I keep waiting for time to “do this justice,” but that’s not going to happen. So let me quickly make my point:
I was flabbergasted a couple of weeks ago to read Krugman dismiss the CBO report on the budget outlook in this way:
Yesterday the CBO came out with its updated budget outlook — and the release was met with a collective yawn. Why? Basically, because the projections over the next decade just didn’t show the kind of fiscal disaster everyone in DC wants to believe in. That’s not to say that the outlook is completely benign — CBO still thinks we’ll end the decade with high debt by historical standards…[b]ut there’s nothing there lending comfort to the Greece, Greece I tell you crowd.
And there’s one especially telling point. CBO does show rising deficits by the end of the decade — but not, it turns out, mainly because of rising entitlement spending. Here’s their chart:
The big driver here is CBO’s assumption that interest costs on federal debt will rise sharply. And that’s not mainly because of rising debt; it’s because of an assumed rise in interest rates.
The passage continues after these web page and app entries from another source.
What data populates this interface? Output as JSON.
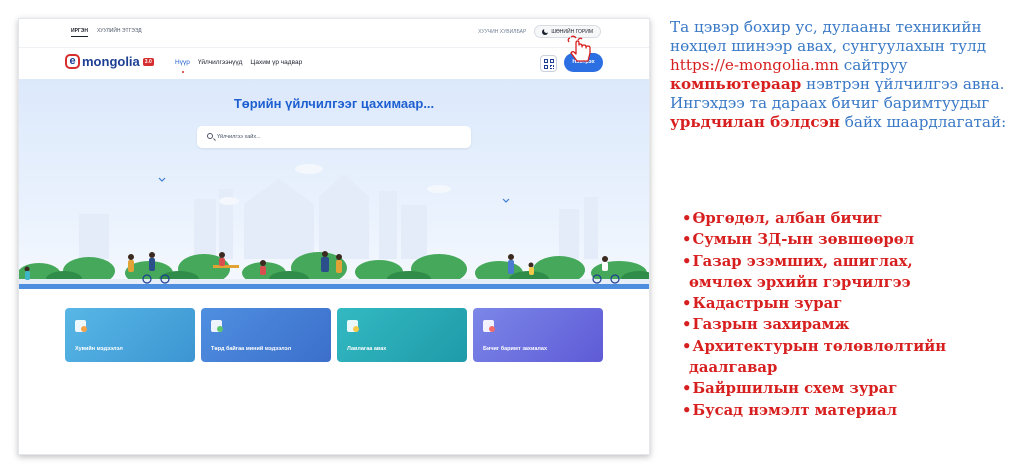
{
  "topbar": {
    "tab_citizen": "ИРГЭН",
    "tab_business": "ХУУЛИЙН ЭТГЭЭД",
    "personal_space": "ХУУЧИН ХУВИЛБАР",
    "dark_mode": "ШӨНИЙН ГОРИМ"
  },
  "logo": {
    "e": "e",
    "word": "mongolia",
    "version": "3.0"
  },
  "nav": {
    "items": [
      "Нүүр",
      "Үйлчилгээнүүд",
      "Цахим үр чадвар"
    ],
    "login": "Нэвтрэх"
  },
  "hero": {
    "title": "Төрийн үйлчилгээг цахимаар...",
    "search_placeholder": "Үйлчилгээ хайх..."
  },
  "cards": [
    {
      "label": "Хувийн мэдээлэл",
      "icon": "profile-card-icon"
    },
    {
      "label": "Төрд байгаа миний мэдээлэл",
      "icon": "document-list-icon"
    },
    {
      "label": "Лавлагаа авах",
      "icon": "certificate-icon"
    },
    {
      "label": "Бичиг баримт захиалах",
      "icon": "order-document-icon"
    }
  ],
  "panel": {
    "intro_1": "Та цэвэр бохир ус, дулааны техникийн нөхцөл шинээр авах, сунгуулахын тулд ",
    "site": "https://e-mongolia.mn",
    "intro_2": " сайтруу ",
    "computer": "компьютераар",
    "intro_3": " нэвтрэн  үйлчилгээ авна. Ингэхдээ та дараах бичиг баримтуудыг ",
    "prepared": "урьдчилан бэлдсэн",
    "intro_4": " байх шаардлагатай:",
    "docs": [
      "Өргөдөл, албан бичиг",
      "Сумын ЗД-ын зөвшөөрөл",
      "Газар эзэмших, ашиглах,",
      "өмчлөх эрхийн гэрчилгээ",
      "Кадастрын зураг",
      "Газрын захирамж",
      "Архитектурын төлөвлөлтийн",
      "даалгавар",
      "Байршилын схем зураг",
      "Бусад нэмэлт материал"
    ]
  },
  "colors": {
    "brand_blue": "#1d5fd1",
    "brand_red": "#d62e2e",
    "text_blue": "#3a79c6",
    "text_red": "#d81f1f"
  }
}
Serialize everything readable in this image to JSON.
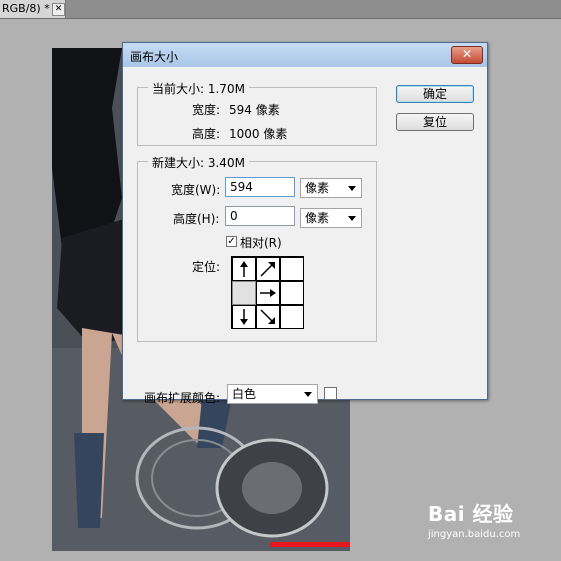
{
  "document_tab": {
    "title": "RGB/8) *",
    "close_label": "✕"
  },
  "dialog": {
    "title": "画布大小",
    "close_label": "✕",
    "ok_button": "确定",
    "reset_button": "复位",
    "current_size": {
      "title": "当前大小: 1.70M",
      "width_label": "宽度:",
      "width_value": "594 像素",
      "height_label": "高度:",
      "height_value": "1000 像素"
    },
    "new_size": {
      "title": "新建大小: 3.40M",
      "width_label": "宽度(W):",
      "width_value": "594",
      "width_unit": "像素",
      "height_label": "高度(H):",
      "height_value": "0",
      "height_unit": "像素",
      "relative_label": "相对(R)",
      "relative_checked": true,
      "anchor_label": "定位:",
      "anchor_selected": "middle-left"
    },
    "extension_color_label": "画布扩展颜色:",
    "extension_color_value": "白色",
    "extension_color_swatch": "#ffffff"
  },
  "watermark": {
    "logo": "Bai 经验",
    "url": "jingyan.baidu.com"
  },
  "colors": {
    "titlebar": "#b8d1ee",
    "close_button": "#c44a33",
    "dialog_bg": "#f0f0f0",
    "workspace": "#b1b1b1",
    "red_selection": "#e8171d"
  }
}
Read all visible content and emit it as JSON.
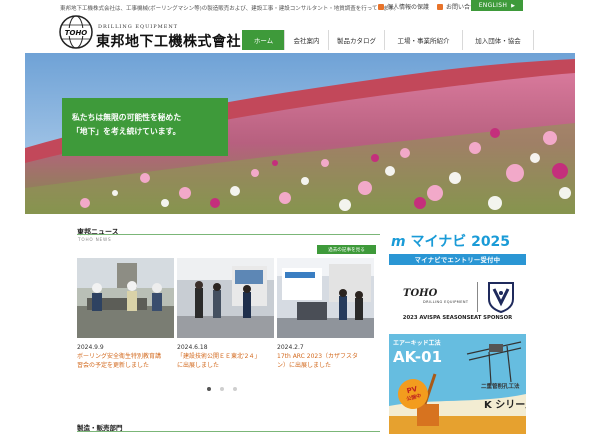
{
  "header": {
    "tagline": "東邦地下工機株式会社は、工事機械(ボーリングマシン等)の製造販売および、建設工事・建設コンサルタント・地質調査を行っています。",
    "top_links": [
      {
        "label": "個人情報の保護"
      },
      {
        "label": "お問い合せ"
      }
    ],
    "english_label": "ENGLISH",
    "logo": {
      "mark_text": "TOHO",
      "sub": "DRILLING EQUIPMENT",
      "name": "東邦地下工機株式會社"
    },
    "nav": [
      {
        "label": "ホーム",
        "active": true
      },
      {
        "label": "会社案内"
      },
      {
        "label": "製品カタログ"
      },
      {
        "label": "工場・事業所紹介"
      },
      {
        "label": "加入団体・協会"
      }
    ]
  },
  "hero": {
    "line1": "私たちは無限の可能性を秘めた",
    "line2": "「地下」を考え続けています。"
  },
  "news": {
    "title": "東邦ニュース",
    "subtitle": "TOHO NEWS",
    "past_button": "過去の記事を見る",
    "items": [
      {
        "date": "2024.9.9",
        "line1": "ボーリング安全衛生特別教育講",
        "line2": "習会の予定を更新しました"
      },
      {
        "date": "2024.6.18",
        "line1": "「建設技術公開ＥＥ東北'2４」",
        "line2": "に出展しました"
      },
      {
        "date": "2024.2.7",
        "line1": "17th ARC 2023（カザフスタ",
        "line2": "ン）に出展しました"
      }
    ]
  },
  "department": {
    "title": "製造・販売部門"
  },
  "banners": {
    "mynavi": {
      "logo": "マイナビ",
      "year": "2025",
      "bar": "マイナビでエントリー受付中"
    },
    "sponsor": {
      "logo": "TOHO",
      "logo_sub": "DRILLING EQUIPMENT",
      "caption": "2023 AVISPA SEASONSEAT SPONSOR"
    },
    "ak01": {
      "top": "エアーキッド工法",
      "model": "AK-01",
      "pv_line1": "PV",
      "pv_line2": "公開中",
      "series_label": "二重管削孔工法",
      "series": "K シリーズ"
    }
  },
  "colors": {
    "accent_green": "#3e9a3a",
    "link_orange": "#d36a1f",
    "mynavi_blue": "#2a96d4"
  }
}
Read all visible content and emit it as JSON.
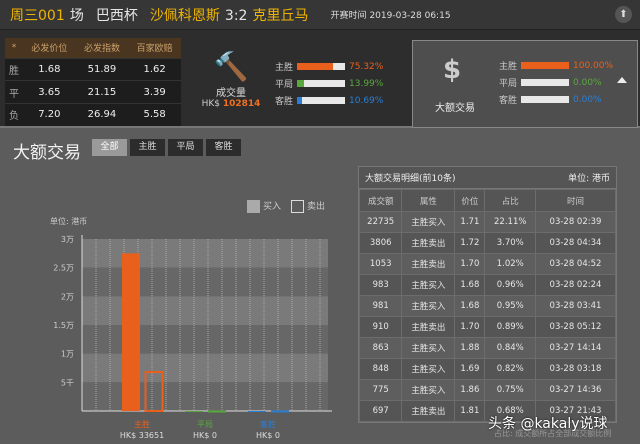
{
  "header": {
    "match_no": "周三001",
    "field": "场",
    "league": "巴西杯",
    "home": "沙佩科恩斯",
    "score": "3:2",
    "away": "克里丘马",
    "time_label": "开赛时间",
    "time": "2019-03-28 06:15"
  },
  "odds": {
    "headers": [
      "*",
      "必发价位",
      "必发指数",
      "百家欧赔"
    ],
    "rows": [
      [
        "胜",
        "1.68",
        "51.89",
        "1.62"
      ],
      [
        "平",
        "3.65",
        "21.15",
        "3.39"
      ],
      [
        "负",
        "7.20",
        "26.94",
        "5.58"
      ]
    ]
  },
  "volume": {
    "label": "成交量",
    "currency": "HK$",
    "amount": "102814",
    "rows": [
      {
        "name": "主胜",
        "pct": "75.32%",
        "value": 75.32,
        "color": "#e8601c"
      },
      {
        "name": "平局",
        "pct": "13.99%",
        "value": 13.99,
        "color": "#5aa83c"
      },
      {
        "name": "客胜",
        "pct": "10.69%",
        "value": 10.69,
        "color": "#2a7fd4"
      }
    ]
  },
  "big_trade": {
    "label": "大额交易",
    "rows": [
      {
        "name": "主胜",
        "pct": "100.00%",
        "value": 100,
        "color": "#e8601c"
      },
      {
        "name": "平局",
        "pct": "0.00%",
        "value": 0,
        "color": "#5aa83c"
      },
      {
        "name": "客胜",
        "pct": "0.00%",
        "value": 0,
        "color": "#2a7fd4"
      }
    ]
  },
  "section": {
    "title": "大额交易",
    "tabs": [
      "全部",
      "主胜",
      "平局",
      "客胜"
    ]
  },
  "chart_data": {
    "type": "bar",
    "unit": "单位: 港币",
    "legend": [
      "买入",
      "卖出"
    ],
    "yticks": [
      "3万",
      "2.5万",
      "2万",
      "1.5万",
      "1万",
      "5千"
    ],
    "ylim": [
      0,
      30000
    ],
    "categories": [
      {
        "name": "主胜",
        "total": "HK$ 33651",
        "color": "#e8601c",
        "buy": 27500,
        "sell": 6800
      },
      {
        "name": "平局",
        "total": "HK$ 0",
        "color": "#5aa83c",
        "buy": 0,
        "sell": 0
      },
      {
        "name": "客胜",
        "total": "HK$ 0",
        "color": "#2a7fd4",
        "buy": 0,
        "sell": 0
      }
    ]
  },
  "table": {
    "title": "大额交易明细(前10条)",
    "unit": "单位: 港币",
    "columns": [
      "成交额",
      "属性",
      "价位",
      "占比",
      "时间"
    ],
    "rows": [
      [
        "22735",
        "主胜买入",
        "1.71",
        "22.11%",
        "03-28 02:39"
      ],
      [
        "3806",
        "主胜卖出",
        "1.72",
        "3.70%",
        "03-28 04:34"
      ],
      [
        "1053",
        "主胜卖出",
        "1.70",
        "1.02%",
        "03-28 04:52"
      ],
      [
        "983",
        "主胜买入",
        "1.68",
        "0.96%",
        "03-28 02:24"
      ],
      [
        "981",
        "主胜买入",
        "1.68",
        "0.95%",
        "03-28 03:41"
      ],
      [
        "910",
        "主胜卖出",
        "1.70",
        "0.89%",
        "03-28 05:12"
      ],
      [
        "863",
        "主胜买入",
        "1.88",
        "0.84%",
        "03-27 14:14"
      ],
      [
        "848",
        "主胜买入",
        "1.69",
        "0.82%",
        "03-28 03:18"
      ],
      [
        "775",
        "主胜买入",
        "1.86",
        "0.75%",
        "03-27 14:36"
      ],
      [
        "697",
        "主胜卖出",
        "1.81",
        "0.68%",
        "03-27 21:43"
      ]
    ],
    "note": "占比: 成交额所占全部成交额比例"
  },
  "watermark": "头条 @kakaly说球"
}
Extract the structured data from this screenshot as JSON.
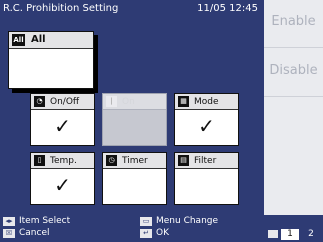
{
  "title_bar": {
    "title": "R.C. Prohibition Setting",
    "datetime": "11/05 12:45"
  },
  "side_buttons": {
    "enable": "Enable",
    "disable": "Disable"
  },
  "all_card": {
    "icon": "all-icon",
    "icon_text": "All",
    "label": "All",
    "checked": false
  },
  "items": [
    {
      "icon": "on-off-icon",
      "icon_text": "◔",
      "label": "On/Off",
      "checked": true,
      "enabled": true
    },
    {
      "icon": "on-icon",
      "icon_text": "|",
      "label": "On",
      "checked": false,
      "enabled": false
    },
    {
      "icon": "mode-icon",
      "icon_text": "▦",
      "label": "Mode",
      "checked": true,
      "enabled": true
    },
    {
      "icon": "temp-icon",
      "icon_text": "▯",
      "label": "Temp.",
      "checked": true,
      "enabled": true
    },
    {
      "icon": "timer-icon",
      "icon_text": "◷",
      "label": "Timer",
      "checked": false,
      "enabled": true
    },
    {
      "icon": "filter-icon",
      "icon_text": "▤",
      "label": "Filter",
      "checked": false,
      "enabled": true
    }
  ],
  "check_mark": "✓",
  "footer": {
    "item_select": "Item Select",
    "cancel": "Cancel",
    "menu_change": "Menu Change",
    "ok": "OK",
    "pages": [
      "1",
      "2"
    ],
    "current_page": "1"
  },
  "colors": {
    "panel": "#2e3b74",
    "side_panel": "#eaebef",
    "side_text": "#aeb2bd",
    "card_head": "#e4e4e6",
    "card_disabled": "#c6c8d0",
    "page_active": "#ffffff"
  }
}
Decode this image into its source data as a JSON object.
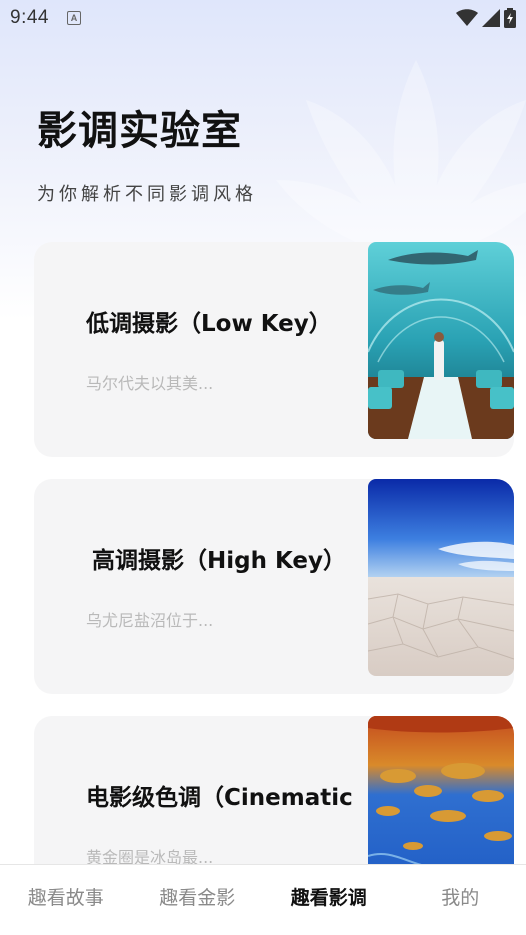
{
  "status_bar": {
    "time": "9:44",
    "notification_icon_letter": "A",
    "icons": [
      "wifi-icon",
      "signal-icon",
      "battery-charging-icon"
    ]
  },
  "header": {
    "title": "影调实验室",
    "subtitle": "为你解析不同影调风格"
  },
  "cards": [
    {
      "title": "低调摄影（Low Key）",
      "description": "马尔代夫以其美...",
      "image": "underwater-restaurant-photo"
    },
    {
      "title": "高调摄影（High Key）",
      "description": "乌尤尼盐沼位于...",
      "image": "salt-flat-photo"
    },
    {
      "title": "电影级色调（Cinematic",
      "description": "黄金圈是冰岛最...",
      "image": "iceland-landscape-photo"
    }
  ],
  "bottom_nav": {
    "items": [
      {
        "label": "趣看故事",
        "active": false
      },
      {
        "label": "趣看金影",
        "active": false
      },
      {
        "label": "趣看影调",
        "active": true
      },
      {
        "label": "我的",
        "active": false
      }
    ]
  },
  "colors": {
    "header_gradient_top": "#dfe6fb",
    "card_background": "#f5f5f6",
    "active_nav": "#111111",
    "inactive_nav": "#8a8a8a",
    "description_text": "#b9b9b9"
  }
}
Why is this important? Well, one of the lines used by people determined to panic about the deficit is to say that relatively optimistic projections are based on the assumption that the economy will recover smoothly, and that there won’t be any setbacks. What people saying this fail to realize is that if recovery falters, it’s also more or less certain that interest rates will stay low, offsetting much of the deficit impact. [Bold added.]
Everyone got that? The CBO is showing that federal interest payments alone are going to more than double (as a share of the economy), eventually breaking 3% of GDP. So surely that is something to keep in mind, when we worry about the trillions in debt that the federal government has been wracking up these last few years–with Krugman wishing the numbers were higher.
And yet, no, to think this way just further underscores how stupid the deficit-phobes are, because they aren’t realizing that the rise in debt service payments will simply reflect a healthy economy (and its associated rise in interest rates).
This is classic. For the last four years, Krugman has constantly lecture people on the “myth” that Obama is a big-deficit guy. Why, it was all about the surging social safety net payments, and the reduced tax receipts, caused by the depressed economy. It just looked like we had big deficits, but it was an illusion that fooled idiots who can’t see how a bad economy changes things.
Now, when the CBO forecasts rising deficits down the road, Krugman explains that no, this too is an illusion. It only looks like we’re going to have big deficits, but it will be an illusion that fooled idiots who can’t see how a good economy changes things.
Let me make my point in another way: In various posts recently–here, here, and here, for example–Krugman carefully walks through the budget numbers, showing how the US actually doesn’t have a “structural budget deficit problem” at all. Never once did Krugman say, “Oh, by the way, a full 1.5% of GDP in these calculations is due to the low interest rates caused by the slump, so let’s make sure we keep that humongous factor in mind.”
Nope, the first time I have ever heard Krugman bring up this issue, is when he’s explaining that rising interest rates are associated with a healthy recovery.
So in summary, as usual, we have a Krugman Kontradiction: If he wants to ignore the fact that the debt is relatively easy to float right now, because of low interest rates, that’s defensible: but then he can’t bring it up to excuse the high debt burden the CBO is forecasting in a decade. Or, if Krugman wants to say the high debt burden in a decade should have an asterisk next to it, reflecting the change in interest rates, that’s defensible, but then Krugman can’t ignore today’s low interest rates when explaining away Obama’s fiscal policies.
Yet as is his wont, Krugman goes to the Blogger’s Buffet, only grabbing the “interest rates change depending on the economy” appetizer when it helps the point he’s trying to make that day.